The impacts to most borrowers will be limited and will not affect the decision to refinance. Many borrowers will still benefit from refinancing given the decline in interest rates. Nearly 98% of borrowers would benefit from refinancing in December before the fee is applied. The interactive BI tool from this article shows just how small of an impact the fee will likely have on the percentage of borrowers who would benefit from refinance even after the fee is priced into the mortgage. The refinance population is expected to fall by 1.70 percentage points to 95.84% when the fee takes effect. This means future refinance volume will likely remain elevated, and the refinance fee is an efficient mechanism for the Enterprises to raise capital. We have written before that the housing market is proving to be a bright spot of the pandemic recession.11
Most borrowers will likely not notice a large change in mortgage interest rates as the fee becomes effective. Mortgage originators have time to implement and adjust their internal pricing to account for the fee, and they may have room to absorb the fee and not pass it to borrowers. They could pass the rate through to borrowers, but the effect would likely be muted—approximately a 0.10 percentage point increase in the mortgage rate.
The greatest effect will be in line with the fee’s intent.

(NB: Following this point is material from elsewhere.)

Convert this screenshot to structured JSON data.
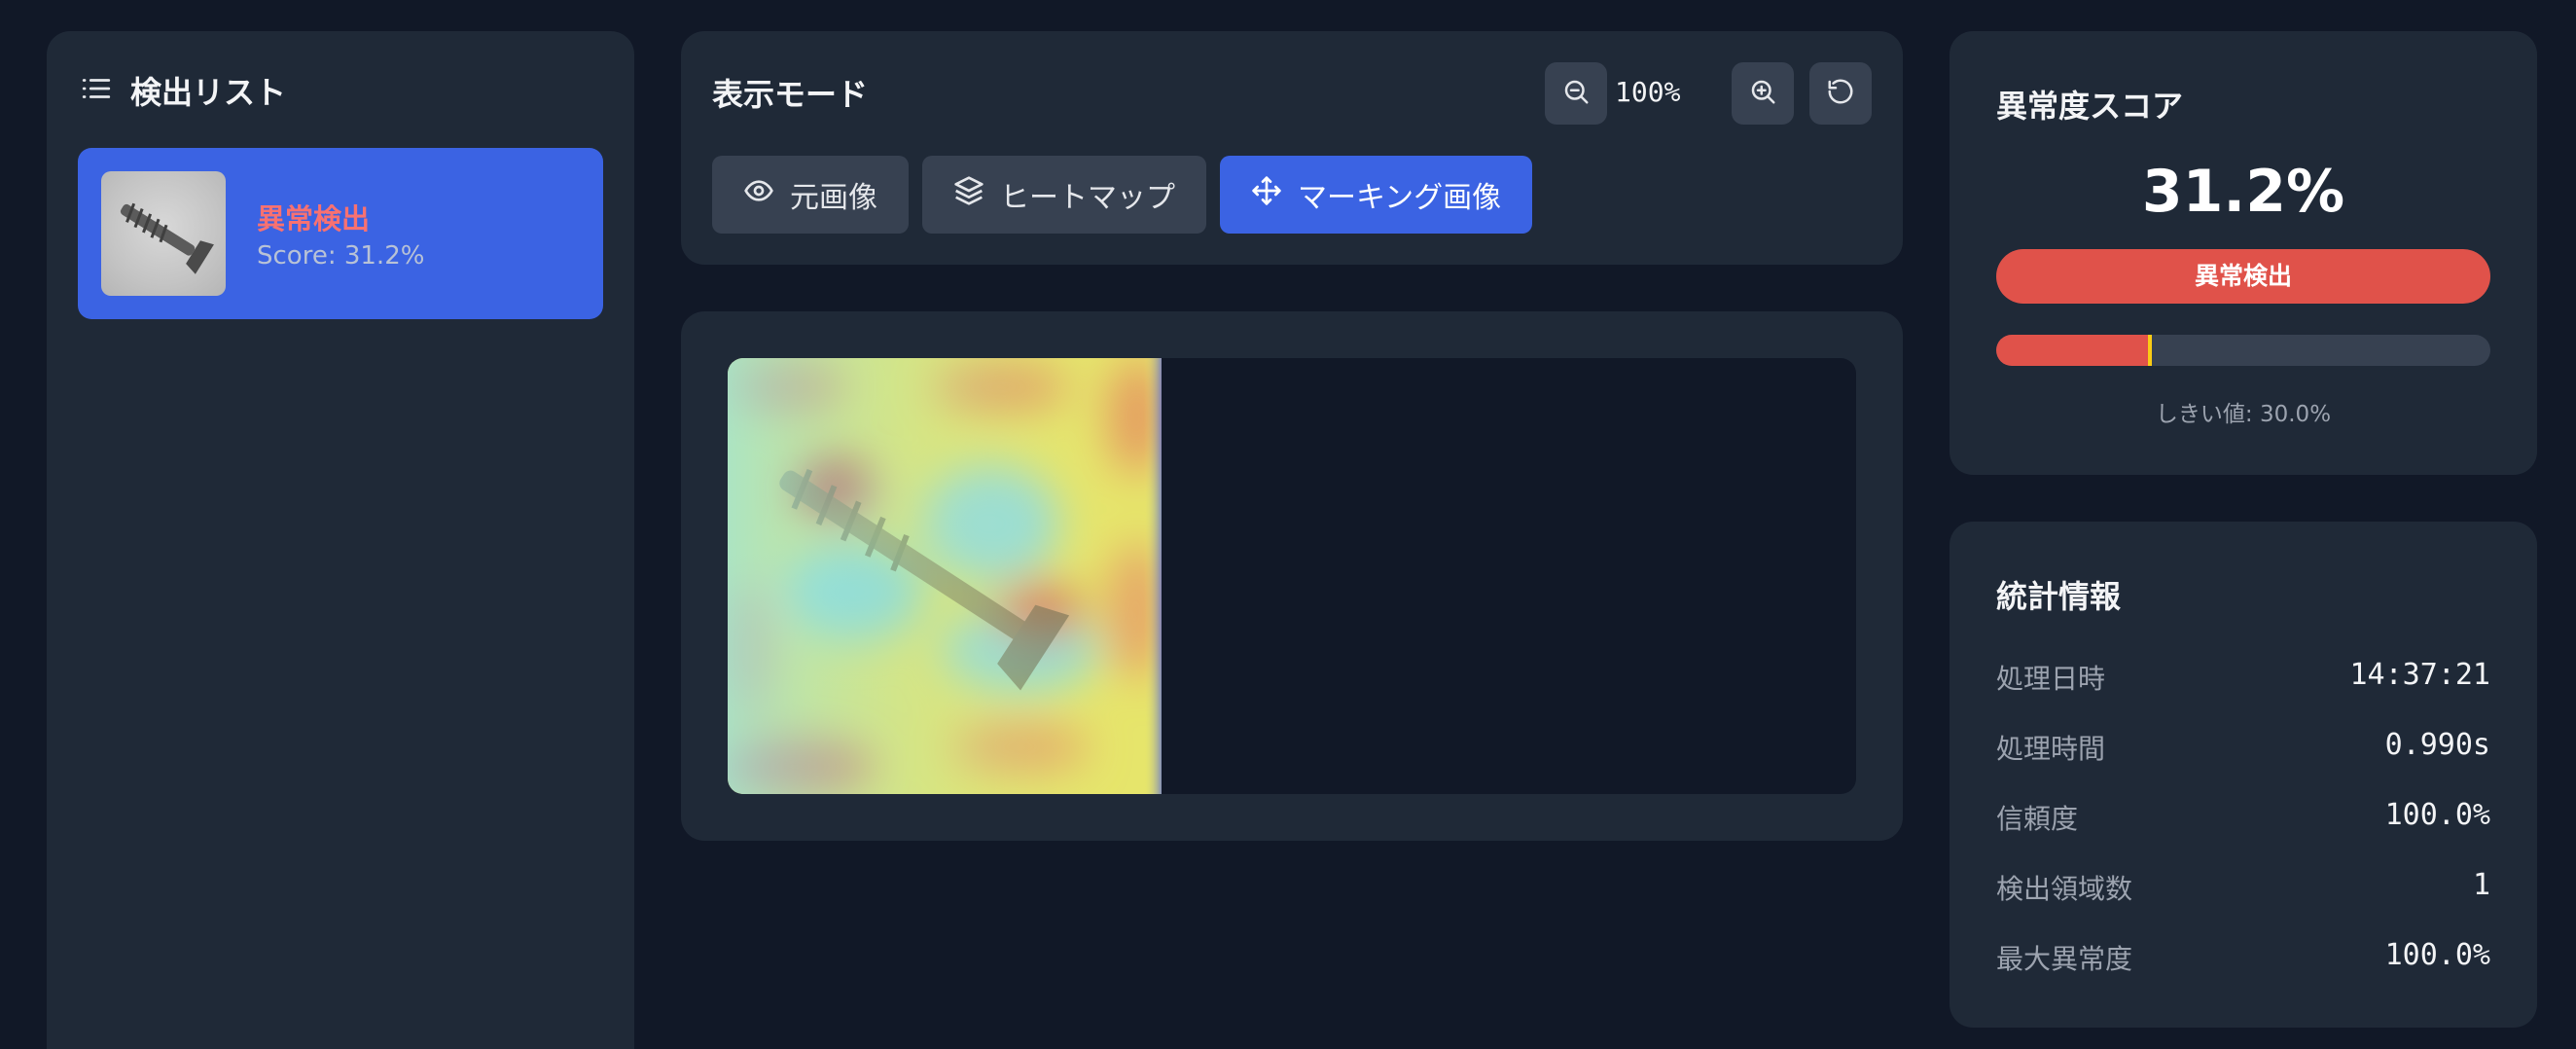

It will increase capital for the Enterprises, and it will help buffer their finances from both the pandemic and a release from conservatorship.
1FHFA (August 25, 2020). Adverse Market Refinance Fee implementation now December 1. News release. Retrieved September 11, 2020, from https://www.fhfa.gov/Media/PublicAffairs/Pages/Adverse-Market-Refinance-Fee-Implementation-Now-December-1.aspx.
2In addition to the interest rate, borrowers are also charged an origination fee for the mortgage. It is common for borrowers to finance this fee through a slightly higher mortgage amount on the refinance mortgage.
3Fannie Mae (August 27, 2020). Lender Letter LL-2020-12: New Adverse Market Refinance Fee. Retrieved September 11, 2020, from https://singlefamily.fanniemae.com/media/23726/display.
4FRED Economic Research. 30-Year Fixed Rate Mortgage Average in the United States: 10-Year Treasury Constant Maturity Rate. Retrieved September 11, 2020, from https://fred.stlouisfed.org/graph/?g=i8HL.
5Swanson, J. (September 9, 2020). Loan originators posted record profits in Q2. Mortgage News Daily. Retrieved September 11, 2020, from http://www.mortgagenewsdaily.com/09092020_mortgage_industry.asp.
7Ponder, C. (August 19, 2020). Understanding Mortgage Refinance Closing Costs. Lendingtree.com. Retrieved September 15, 2020, from https://www.lendingtree.com/home/refinance/mortgage-refinance-closing-costs/
8Also available at http://milliman-milwaukee-reports.azurewebsites.net/Reports/RefinanceImpact.
9Mortgage Bankers Association. Forecasts and Commentary. Retrieved September 11, 2020, from https://www.mba.org/news-research-and-resources/research-and-economics/forecasts-and-commentary.